Given information —
--------------------
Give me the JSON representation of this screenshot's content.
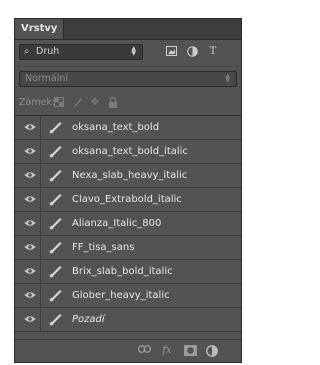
{
  "panel": {
    "tab_label": "Vrstvy"
  },
  "filter": {
    "kind_value": "Druh",
    "icons": [
      "image-filter-icon",
      "adjustment-filter-icon",
      "type-filter-icon"
    ],
    "type_glyph": "T"
  },
  "blend": {
    "mode_value": "Normální"
  },
  "lock": {
    "label": "Zámek:"
  },
  "layers": [
    {
      "name": "oksana_text_bold",
      "italic": false
    },
    {
      "name": "oksana_text_bold_italic",
      "italic": false
    },
    {
      "name": "Nexa_slab_heavy_italic",
      "italic": false
    },
    {
      "name": "Clavo_Extrabold_italic",
      "italic": false
    },
    {
      "name": "Alianza_Italic_800",
      "italic": false
    },
    {
      "name": "FF_tisa_sans",
      "italic": false
    },
    {
      "name": "Brix_slab_bold_italic",
      "italic": false
    },
    {
      "name": "Glober_heavy_italic",
      "italic": false
    },
    {
      "name": "Pozadí",
      "italic": true
    }
  ],
  "bottom_icons": [
    "link-icon",
    "fx-icon",
    "mask-icon",
    "adjustment-icon"
  ],
  "bottom_fx": "fx",
  "colors": {
    "panel": "#535353",
    "text": "#e6e6e6",
    "dim": "#8c8c8c"
  }
}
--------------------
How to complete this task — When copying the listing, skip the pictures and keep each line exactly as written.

Problem solution —
Give me the JSON representation of this screenshot's content.
{
  "panel": {
    "tab_label": "Vrstvy"
  },
  "filter": {
    "kind_value": "Druh",
    "icons": [
      "image-filter-icon",
      "adjustment-filter-icon",
      "type-filter-icon"
    ],
    "type_glyph": "T"
  },
  "blend": {
    "mode_value": "Normální"
  },
  "lock": {
    "label": "Zámek:"
  },
  "layers": [
    {
      "name": "oksana_text_bold",
      "italic": false
    },
    {
      "name": "oksana_text_bold_italic",
      "italic": false
    },
    {
      "name": "Nexa_slab_heavy_italic",
      "italic": false
    },
    {
      "name": "Clavo_Extrabold_italic",
      "italic": false
    },
    {
      "name": "Alianza_Italic_800",
      "italic": false
    },
    {
      "name": "FF_tisa_sans",
      "italic": false
    },
    {
      "name": "Brix_slab_bold_italic",
      "italic": false
    },
    {
      "name": "Glober_heavy_italic",
      "italic": false
    },
    {
      "name": "Pozadí",
      "italic": true
    }
  ],
  "bottom_icons": [
    "link-icon",
    "fx-icon",
    "mask-icon",
    "adjustment-icon"
  ],
  "bottom_fx": "fx",
  "colors": {
    "panel": "#535353",
    "text": "#e6e6e6",
    "dim": "#8c8c8c"
  }
}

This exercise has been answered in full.